Kate Krader (@kkrader on Twitter) is Food & Wine's restaurant editor. When she tells us where to find our culinary heart's desire, we listen up.
Now that we’ve celebrated Opening Day, it’s time to start talking about the real news this baseball season. No, nothing about Marlins' manager Ozzie Guillen’s political opinions, or how long it will take the Boston Red Sox to have a winning record.
The real news is how exponentially better it is to eat and drink in baseball stadiums than ever before. No doubt, ballpark food has been steadily improving for years (credit Boog’s BBQ in Camden Yards in the 90s with starting the trend). But this is the best time ever to be eating and drinking while you keep your eyes on home plate.
The Marlins are also being supremely good hosts, featuring signature dishes from the visiting teams’ cities when that team rolls into Marlins Park. Say the Red Sox are in town - you’ll find lobster rolls. The Brewers means bratwurst. For some teams, that dish might be a little more obscure: When the St. Louis Cardinals were in town for opening day, the special was the city's beloved dish - toasted ravioli.

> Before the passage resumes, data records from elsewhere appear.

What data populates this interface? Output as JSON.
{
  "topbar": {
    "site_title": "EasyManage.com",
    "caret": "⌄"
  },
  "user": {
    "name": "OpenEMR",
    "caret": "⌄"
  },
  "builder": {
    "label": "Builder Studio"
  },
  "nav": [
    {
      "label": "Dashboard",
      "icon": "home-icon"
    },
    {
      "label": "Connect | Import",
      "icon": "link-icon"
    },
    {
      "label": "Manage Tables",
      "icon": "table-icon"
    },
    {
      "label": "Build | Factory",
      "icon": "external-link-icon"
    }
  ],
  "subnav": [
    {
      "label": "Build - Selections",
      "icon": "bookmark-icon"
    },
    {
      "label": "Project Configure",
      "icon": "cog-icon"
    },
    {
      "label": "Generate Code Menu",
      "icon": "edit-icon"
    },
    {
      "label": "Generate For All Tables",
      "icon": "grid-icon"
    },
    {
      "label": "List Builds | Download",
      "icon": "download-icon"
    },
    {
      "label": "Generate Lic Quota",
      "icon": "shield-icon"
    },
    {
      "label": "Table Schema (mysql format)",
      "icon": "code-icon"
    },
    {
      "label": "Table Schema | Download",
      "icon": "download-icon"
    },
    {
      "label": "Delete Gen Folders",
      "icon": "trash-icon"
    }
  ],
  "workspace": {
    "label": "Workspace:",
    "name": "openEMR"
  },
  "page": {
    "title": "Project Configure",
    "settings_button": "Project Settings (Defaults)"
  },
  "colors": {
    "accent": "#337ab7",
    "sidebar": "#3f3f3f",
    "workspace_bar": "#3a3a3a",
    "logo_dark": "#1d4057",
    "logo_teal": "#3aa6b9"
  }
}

Rangers Ballpark - Arlington, Texas
For reference, a two-foot-long hot dog is roughly two-thirds the length of a baseball bat. And supposedly it serves three to four fans, but in Texas where they do things so big, I’d guess a two-foot-long dog is a single serving.
Angel Stadium - Anaheim, California
Great American Ball Park - Cincinnati, Ohio
Likewise, the stadium’s sports bar Machine Room has a brand new menu this year, with dishes like the Skinny Legs signature hot dog with arugula, avocado, roasted corn and lime mayo. And if you want more hot dog options, try the stadium’s Food Network Hot Dog bar, which has both traditional and creative toppings for the Queen City dog.
More from Food & Wine:
© 2011 American Express Publishing Corporation. All rights reserved.
« Previous entry35 years of 'Tea-Time at the Masters'